And in terms of Mindful Manager, for Ogilvy Health, we won’t stop leaning into mental health. And now that we’ve finished the first four weeks of that program, everyone has access to the app moving forward. But there’s one part of it that I think is so important, and that is playing together as a team. So at the end of the week, it’s coming together and saying, “Hey, how was your week? How are you doing? “And those kind of mental health conversations will help us continue to make sure that it’s a part of Ogilvy Health’s DNA and not a program – because programs often have a start and end date, but culture is forever.
Subarna Malakar: These programs can be improved through maintaining a constant feedback loop with employees, the external environment, patients, customers, candidates and leaders and iterating in response to what is working well and where opportunities exist. For these programs to continue being successful, it is critical for our organization’s DE&I efforts to be agile in response to the volatility, uncertainty, complexity and ambiguity (VUCA) of the world around us, as well as the evolving needs of our communities, customers and the patients we serve.

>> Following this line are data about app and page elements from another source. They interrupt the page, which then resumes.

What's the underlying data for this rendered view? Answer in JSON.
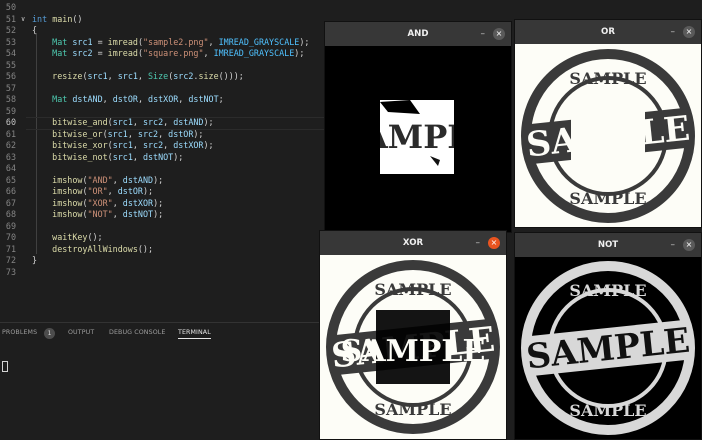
{
  "editor": {
    "lines": [
      {
        "n": "50",
        "parts": []
      },
      {
        "n": "51",
        "fold": "∨",
        "parts": [
          {
            "t": "int",
            "c": "kw"
          },
          {
            "t": " "
          },
          {
            "t": "main",
            "c": "fn"
          },
          {
            "t": "()"
          }
        ]
      },
      {
        "n": "52",
        "parts": [
          {
            "t": "{"
          }
        ]
      },
      {
        "n": "53",
        "parts": [
          {
            "t": "    "
          },
          {
            "t": "Mat",
            "c": "ty"
          },
          {
            "t": " "
          },
          {
            "t": "src1",
            "c": "pm"
          },
          {
            "t": " = "
          },
          {
            "t": "imread",
            "c": "fn"
          },
          {
            "t": "("
          },
          {
            "t": "\"sample2.png\"",
            "c": "st"
          },
          {
            "t": ", "
          },
          {
            "t": "IMREAD_GRAYSCALE",
            "c": "cn"
          },
          {
            "t": ");"
          }
        ]
      },
      {
        "n": "54",
        "parts": [
          {
            "t": "    "
          },
          {
            "t": "Mat",
            "c": "ty"
          },
          {
            "t": " "
          },
          {
            "t": "src2",
            "c": "pm"
          },
          {
            "t": " = "
          },
          {
            "t": "imread",
            "c": "fn"
          },
          {
            "t": "("
          },
          {
            "t": "\"square.png\"",
            "c": "st"
          },
          {
            "t": ", "
          },
          {
            "t": "IMREAD_GRAYSCALE",
            "c": "cn"
          },
          {
            "t": ");"
          }
        ]
      },
      {
        "n": "55",
        "parts": []
      },
      {
        "n": "56",
        "parts": [
          {
            "t": "    "
          },
          {
            "t": "resize",
            "c": "fn"
          },
          {
            "t": "("
          },
          {
            "t": "src1",
            "c": "pm"
          },
          {
            "t": ", "
          },
          {
            "t": "src1",
            "c": "pm"
          },
          {
            "t": ", "
          },
          {
            "t": "Size",
            "c": "ty"
          },
          {
            "t": "("
          },
          {
            "t": "src2",
            "c": "pm"
          },
          {
            "t": "."
          },
          {
            "t": "size",
            "c": "fn"
          },
          {
            "t": "()));"
          }
        ]
      },
      {
        "n": "57",
        "parts": []
      },
      {
        "n": "58",
        "parts": [
          {
            "t": "    "
          },
          {
            "t": "Mat",
            "c": "ty"
          },
          {
            "t": " "
          },
          {
            "t": "dstAND",
            "c": "pm"
          },
          {
            "t": ", "
          },
          {
            "t": "dstOR",
            "c": "pm"
          },
          {
            "t": ", "
          },
          {
            "t": "dstXOR",
            "c": "pm"
          },
          {
            "t": ", "
          },
          {
            "t": "dstNOT",
            "c": "pm"
          },
          {
            "t": ";"
          }
        ]
      },
      {
        "n": "59",
        "parts": []
      },
      {
        "n": "60",
        "cur": true,
        "parts": [
          {
            "t": "    "
          },
          {
            "t": "bitwise_and",
            "c": "fn"
          },
          {
            "t": "("
          },
          {
            "t": "src1",
            "c": "pm"
          },
          {
            "t": ", "
          },
          {
            "t": "src2",
            "c": "pm"
          },
          {
            "t": ", "
          },
          {
            "t": "dstAND",
            "c": "pm"
          },
          {
            "t": ");"
          }
        ]
      },
      {
        "n": "61",
        "parts": [
          {
            "t": "    "
          },
          {
            "t": "bitwise_or",
            "c": "fn"
          },
          {
            "t": "("
          },
          {
            "t": "src1",
            "c": "pm"
          },
          {
            "t": ", "
          },
          {
            "t": "src2",
            "c": "pm"
          },
          {
            "t": ", "
          },
          {
            "t": "dstOR",
            "c": "pm"
          },
          {
            "t": ");"
          }
        ]
      },
      {
        "n": "62",
        "parts": [
          {
            "t": "    "
          },
          {
            "t": "bitwise_xor",
            "c": "fn"
          },
          {
            "t": "("
          },
          {
            "t": "src1",
            "c": "pm"
          },
          {
            "t": ", "
          },
          {
            "t": "src2",
            "c": "pm"
          },
          {
            "t": ", "
          },
          {
            "t": "dstXOR",
            "c": "pm"
          },
          {
            "t": ");"
          }
        ]
      },
      {
        "n": "63",
        "parts": [
          {
            "t": "    "
          },
          {
            "t": "bitwise_not",
            "c": "fn"
          },
          {
            "t": "("
          },
          {
            "t": "src1",
            "c": "pm"
          },
          {
            "t": ", "
          },
          {
            "t": "dstNOT",
            "c": "pm"
          },
          {
            "t": ");"
          }
        ]
      },
      {
        "n": "64",
        "parts": []
      },
      {
        "n": "65",
        "parts": [
          {
            "t": "    "
          },
          {
            "t": "imshow",
            "c": "fn"
          },
          {
            "t": "("
          },
          {
            "t": "\"AND\"",
            "c": "st"
          },
          {
            "t": ", "
          },
          {
            "t": "dstAND",
            "c": "pm"
          },
          {
            "t": ");"
          }
        ]
      },
      {
        "n": "66",
        "parts": [
          {
            "t": "    "
          },
          {
            "t": "imshow",
            "c": "fn"
          },
          {
            "t": "("
          },
          {
            "t": "\"OR\"",
            "c": "st"
          },
          {
            "t": ", "
          },
          {
            "t": "dstOR",
            "c": "pm"
          },
          {
            "t": ");"
          }
        ]
      },
      {
        "n": "67",
        "parts": [
          {
            "t": "    "
          },
          {
            "t": "imshow",
            "c": "fn"
          },
          {
            "t": "("
          },
          {
            "t": "\"XOR\"",
            "c": "st"
          },
          {
            "t": ", "
          },
          {
            "t": "dstXOR",
            "c": "pm"
          },
          {
            "t": ");"
          }
        ]
      },
      {
        "n": "68",
        "parts": [
          {
            "t": "    "
          },
          {
            "t": "imshow",
            "c": "fn"
          },
          {
            "t": "("
          },
          {
            "t": "\"NOT\"",
            "c": "st"
          },
          {
            "t": ", "
          },
          {
            "t": "dstNOT",
            "c": "pm"
          },
          {
            "t": ");"
          }
        ]
      },
      {
        "n": "69",
        "parts": []
      },
      {
        "n": "70",
        "parts": [
          {
            "t": "    "
          },
          {
            "t": "waitKey",
            "c": "fn"
          },
          {
            "t": "();"
          }
        ]
      },
      {
        "n": "71",
        "parts": [
          {
            "t": "    "
          },
          {
            "t": "destroyAllWindows",
            "c": "fn"
          },
          {
            "t": "();"
          }
        ]
      },
      {
        "n": "72",
        "parts": [
          {
            "t": "}"
          }
        ]
      },
      {
        "n": "73",
        "parts": []
      }
    ]
  },
  "panel": {
    "tabs": [
      "PROBLEMS",
      "OUTPUT",
      "DEBUG CONSOLE",
      "TERMINAL"
    ],
    "problems_count": "1",
    "active_tab": "TERMINAL"
  },
  "windows": {
    "and": {
      "title": "AND",
      "minimize": "–",
      "close": "×"
    },
    "or": {
      "title": "OR",
      "minimize": "–",
      "close": "×"
    },
    "xor": {
      "title": "XOR",
      "minimize": "–",
      "close": "×"
    },
    "not": {
      "title": "NOT",
      "minimize": "–",
      "close": "×"
    }
  },
  "stamp_text": "SAMPLE",
  "colors": {
    "close_active": "#e95420",
    "titlebar": "#373737",
    "editor_bg": "#1e1e1e"
  }
}
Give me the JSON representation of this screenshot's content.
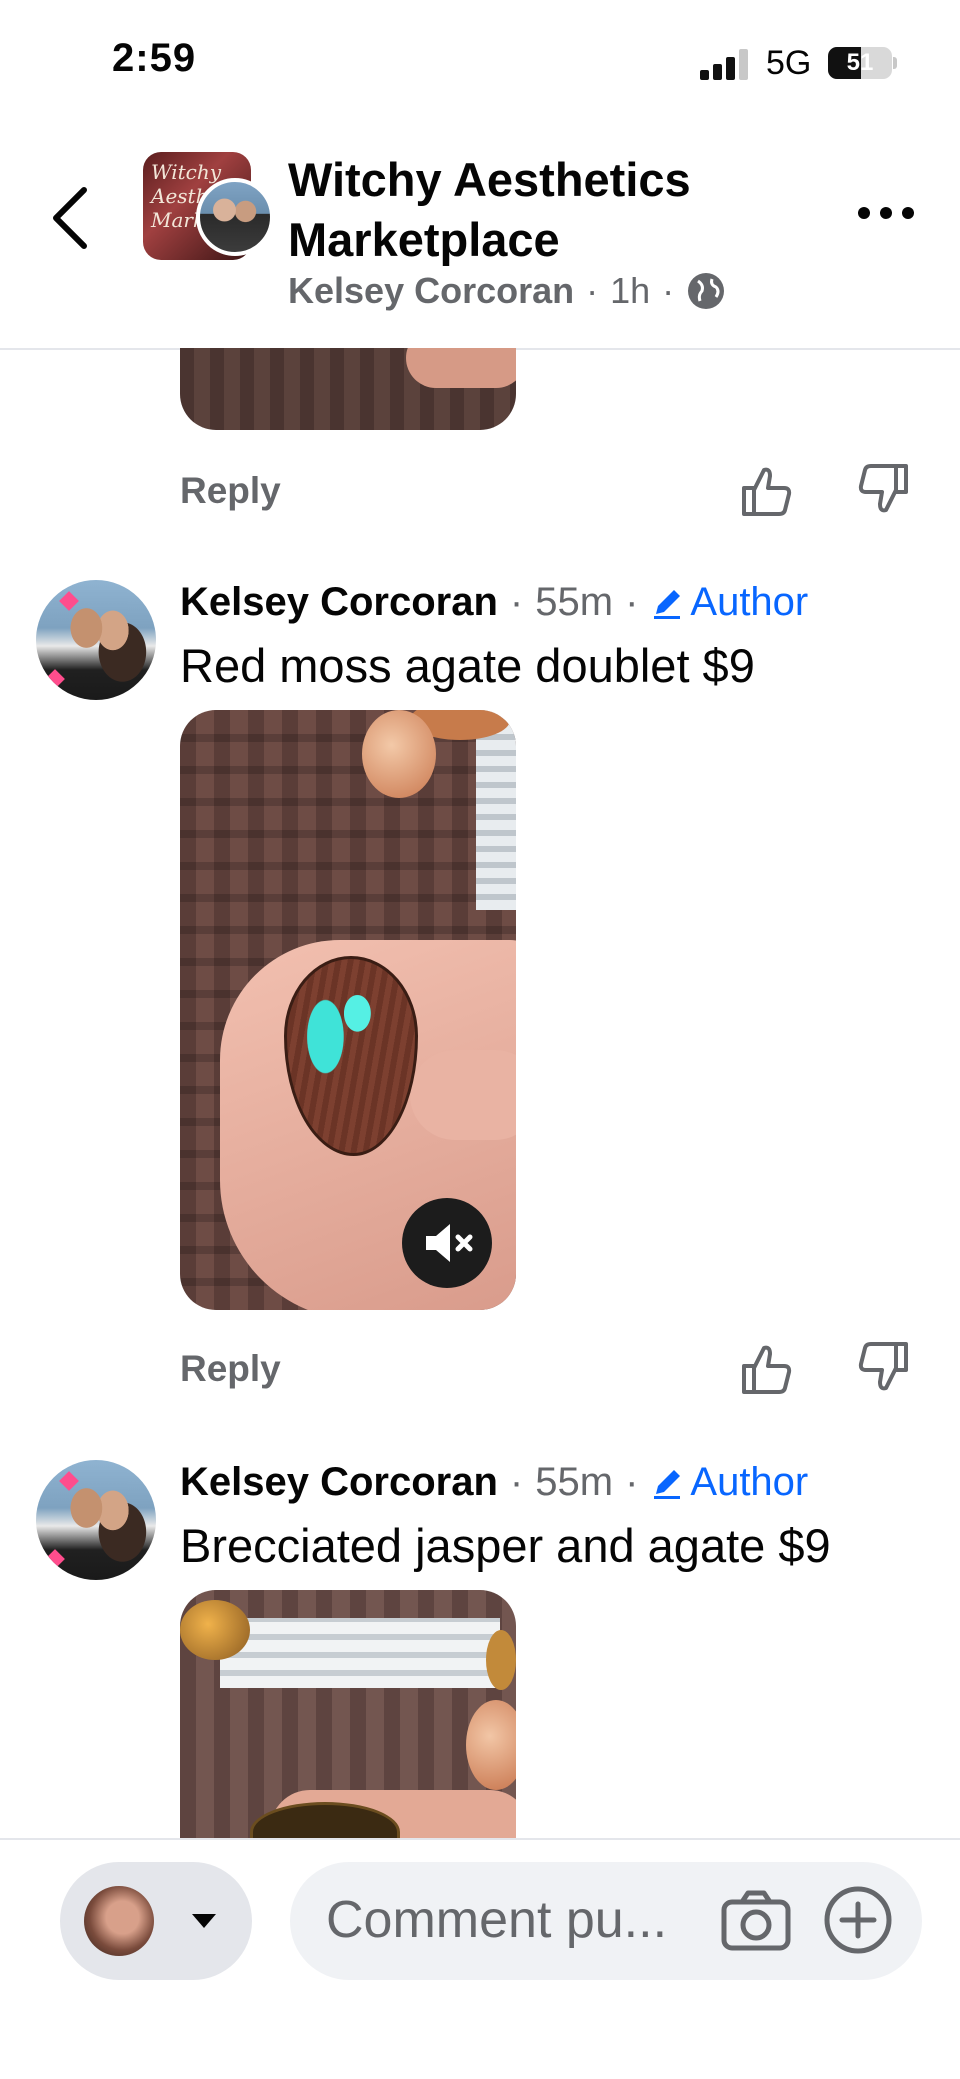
{
  "status_bar": {
    "time": "2:59",
    "network": "5G",
    "battery": "51",
    "battery_level": 0.51
  },
  "header": {
    "title": "Witchy Aesthetics Marketplace",
    "avatar_text": "Witchy Aesth Mark",
    "author": "Kelsey Corcoran",
    "time": "1h",
    "separator": "·",
    "privacy_icon": "globe-icon"
  },
  "thread": {
    "previous": {
      "reply_label": "Reply"
    },
    "comments": [
      {
        "author": "Kelsey Corcoran",
        "time": "55m",
        "badge": "Author",
        "separator": "·",
        "text": "Red moss agate doublet $9",
        "reply_label": "Reply",
        "media": "video",
        "muted": true
      },
      {
        "author": "Kelsey Corcoran",
        "time": "55m",
        "badge": "Author",
        "separator": "·",
        "text": "Brecciated jasper and agate $9",
        "media": "video"
      }
    ]
  },
  "composer": {
    "placeholder": "Comment pu..."
  },
  "colors": {
    "accent": "#0866ff",
    "secondary_text": "#65676b",
    "divider": "#e4e6eb",
    "input_bg": "#f0f2f5"
  }
}
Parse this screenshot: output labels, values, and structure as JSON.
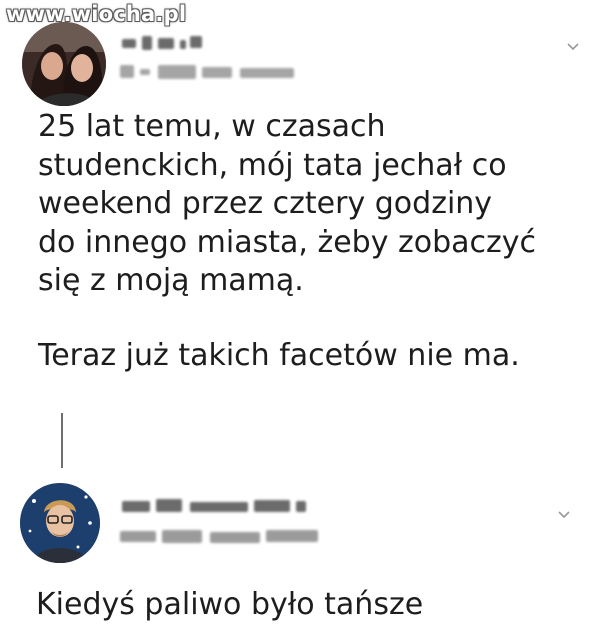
{
  "watermark": "www.wiocha.pl",
  "post": {
    "text_lines": [
      "25 lat temu, w czasach",
      "studenckich, mój tata jechał co",
      "weekend przez cztery godziny",
      "do innego miasta, żeby zobaczyć",
      "się z moją mamą."
    ],
    "text_line_2": "Teraz już takich facetów nie ma."
  },
  "reply": {
    "text": "Kiedyś paliwo było tańsze"
  },
  "icons": {
    "post_menu": "chevron-down-icon",
    "reply_menu": "chevron-down-icon"
  },
  "colors": {
    "text": "#1d1d1d",
    "thread_line": "#6f6f6f",
    "chevron": "#9a9a9a"
  }
}
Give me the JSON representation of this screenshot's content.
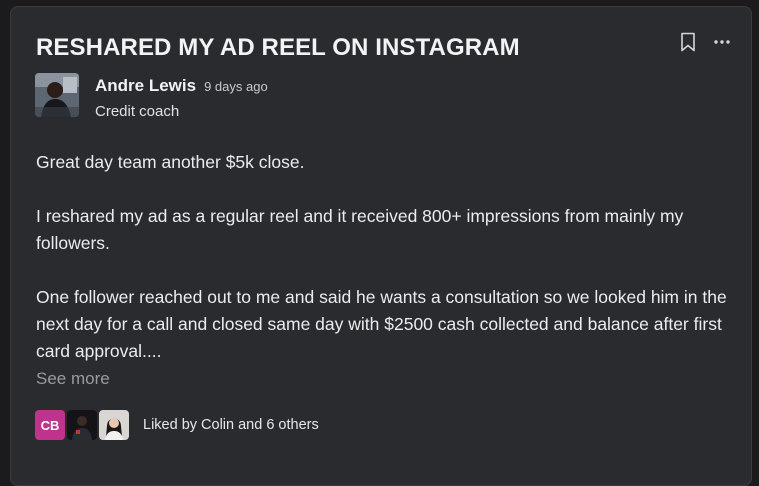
{
  "post": {
    "title": "RESHARED MY AD REEL ON INSTAGRAM",
    "author": {
      "name": "Andre Lewis",
      "time": "9 days ago",
      "role": "Credit coach"
    },
    "paragraphs": [
      "Great day team another $5k close.",
      "I reshared my ad as a regular reel and it received 800+ impressions from mainly my followers.",
      "One follower reached out to me and said he wants a consultation so we looked him in the next day for a call and closed same day with $2500 cash collected and balance after first card approval...."
    ],
    "see_more": "See more",
    "likes": {
      "first_liker_initials": "CB",
      "text": "Liked by Colin and 6 others"
    }
  },
  "icons": {
    "bookmark": "bookmark-icon",
    "more": "more-horizontal-icon"
  },
  "colors": {
    "card_background": "#2a2b2f",
    "page_background": "#1b1b1e",
    "initials_avatar": "#c0338c"
  }
}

Chanta’ Stewart: I think there’s room for improvement for everything that we do, absolutely. I often say it’s a marathon, not a sprint. So I really want to make sure that we’re taking the time and attention, the resources and the dollars, that are needed to do things right and meaningful versus quickly. And most times that comes off as performative. So making sure that we’re having that long-lasting change, leadership accountability – holding leaders accountable to this work is, again, not just the work of the DE&I team, or HR, it really is leadership as well. And making sure that we’re consistently providing those opportunities for education and awareness, it’s not a one-time thing, you don’t have your unbiased unconscious bias training, and that’s it. That’s something that needs to be consistently included in planning every single year – consistently evolving our protocols and systems that we have in place, as our workforce does expand. We do have a program, ‘Work Where You Work Best,’ so we are allowing our colleagues to work from anywhere in the world. So really making sure that we have systems in place for them to succeed and thrive. And then the data collection, continuing to collect that data and garner the feedback from our employees to really help and improve our efforts moving forward.